As the dust has settled on Snowpocalypse, the sun is shining in California and increasingly international factions of the art world are making their way to Los Angeles for the city’s biggest art week of the year. Three fairs that could not be more different (or far away) from each other converge this weekend, along with a host of collateral events and exhibitions organized by Angelenos and visitors alike.
The original draw is Art Los Angeles Contemporary (ALAC), the fair held at the Barker Hangar at the Santa Monica Airport, the preview for which is tonight. As a Westside outpost for art, it’s a local destination for all the collectors scattered around L.A.’s tonier neighborhoods who ordinarily find themselves trekking into West Hollywood or beyond in order to get their fix. On view until Sunday, the fair boasts 62 participating galleries: European dealers like Standard (Oslo) and Berlin’s Johann König join hometown shops like François Ghebaly Gallery, David Kordansky Gallery and Various Small Fires, plus one non-profit, Land, and an artist-run gallery in Glendale, the Pit. Presiding over the entrance is a monumental sculpture of a contemplative man in a squat by the artists Michael Decker and Aaron Wrinkle, blown up from an anonymous tchotchke they found in a thrift store.
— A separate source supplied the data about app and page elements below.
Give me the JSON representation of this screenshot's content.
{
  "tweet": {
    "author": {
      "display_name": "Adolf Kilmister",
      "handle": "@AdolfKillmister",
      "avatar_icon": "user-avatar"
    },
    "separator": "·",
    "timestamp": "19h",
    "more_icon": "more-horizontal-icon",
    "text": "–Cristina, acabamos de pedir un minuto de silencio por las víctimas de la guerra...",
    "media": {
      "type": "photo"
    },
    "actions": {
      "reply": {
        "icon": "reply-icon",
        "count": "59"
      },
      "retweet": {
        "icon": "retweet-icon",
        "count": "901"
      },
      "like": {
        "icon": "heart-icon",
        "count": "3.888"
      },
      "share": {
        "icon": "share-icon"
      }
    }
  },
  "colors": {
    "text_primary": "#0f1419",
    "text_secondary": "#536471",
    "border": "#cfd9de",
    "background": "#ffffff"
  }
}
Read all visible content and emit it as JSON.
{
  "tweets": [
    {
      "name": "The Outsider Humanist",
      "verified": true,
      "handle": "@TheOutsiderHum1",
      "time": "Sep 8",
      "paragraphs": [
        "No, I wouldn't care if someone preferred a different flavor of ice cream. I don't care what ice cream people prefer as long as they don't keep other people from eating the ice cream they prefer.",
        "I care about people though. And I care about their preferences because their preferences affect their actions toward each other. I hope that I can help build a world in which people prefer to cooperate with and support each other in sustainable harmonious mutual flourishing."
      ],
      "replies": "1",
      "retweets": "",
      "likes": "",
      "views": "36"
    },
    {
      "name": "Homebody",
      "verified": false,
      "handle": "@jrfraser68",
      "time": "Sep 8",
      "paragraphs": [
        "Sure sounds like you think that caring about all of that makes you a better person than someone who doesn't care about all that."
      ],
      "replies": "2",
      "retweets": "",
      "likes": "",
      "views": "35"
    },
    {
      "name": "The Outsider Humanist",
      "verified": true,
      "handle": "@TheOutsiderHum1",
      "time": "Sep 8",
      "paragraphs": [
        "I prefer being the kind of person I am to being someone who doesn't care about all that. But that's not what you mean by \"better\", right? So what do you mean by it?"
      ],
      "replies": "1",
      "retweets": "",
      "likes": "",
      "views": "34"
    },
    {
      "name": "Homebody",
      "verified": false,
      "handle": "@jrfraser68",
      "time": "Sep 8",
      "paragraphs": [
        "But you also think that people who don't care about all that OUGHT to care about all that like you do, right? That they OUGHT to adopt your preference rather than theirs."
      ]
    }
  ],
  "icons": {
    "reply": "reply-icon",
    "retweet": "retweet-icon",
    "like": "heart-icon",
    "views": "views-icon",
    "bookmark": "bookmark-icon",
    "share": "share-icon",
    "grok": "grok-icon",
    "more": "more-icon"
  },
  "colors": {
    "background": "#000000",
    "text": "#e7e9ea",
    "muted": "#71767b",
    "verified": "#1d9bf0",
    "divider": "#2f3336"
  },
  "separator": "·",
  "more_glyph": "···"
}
Also tonight, Printed Matter’s L.A. Art Book Fair previews at the Geffen Contemporary at MoCA downtown. Open to the public from Friday to Sunday, the space will be taken over by more than 250 independent presses and book stores for a swap meet of music-festival-sized proportions. Rounding off the opening events are musical performances by No Age and Prince Rama, while the Los Angeles-based artist Frances Stark will deliver the keynote address of the companion Contemporary Art Books Conference on the importance of writing and text in her practice.
After a blockbuster first edition last year, Paramount Ranch is back and bigger than before. Held on Saturday and Sunday, the satellite fair takes the saloon, pharmacy, inn and other sets from Paramount Pictures’s classic Western town setup in far-off Agoura Hills, filling them with art for sale by a curated group of mostly younger galleries. The event is organized by Paradise Garage in Venice and Freedman Fitzpatrick in Hollywood, and one of this year’s more anticipated additions is that of the Parisian dealer Chantal Crousel, who lends some blue-chip gravitas. Programming galore begins with “live painting on stage,” for which the local artist Richard Hawkins has enlisted painters Vittorio Brodmann, Julien Ceccaldi, Aaron Curry, Andrei Koschmieder, Ruby Neri, Tyson Reeder, and Jason Yates to do just that. Another highlight is “Kaya’s House,” a life-size dollhouse created by the artists Kerstin Brätsch and Debo Eilers, which promises drinking games and other forms of merriment all weekend.
Of the ancillary openings and pop-ups around town, one that smacks of the continental zest for only-in-L.A. site specificity is Hollywood Hills House, an in-home exhibition organized by the French curators Pierre-Alexandre Mateos and Charles Teyssou. Installed in the Beachwood Canyon Spanish Revival home of the collector and dealer Shirley Morales, the exhibition features works by artists ranging from the Modernist great Yves Klein to the inscrutable, Chicago-based Puppies Puppies. A suite of performances culminates on Sunday, when a piano performance in the living room will drift to a staged reading in the bathtub, and finally a more formal lecture by the Renaissance Society’s Hamza Walker.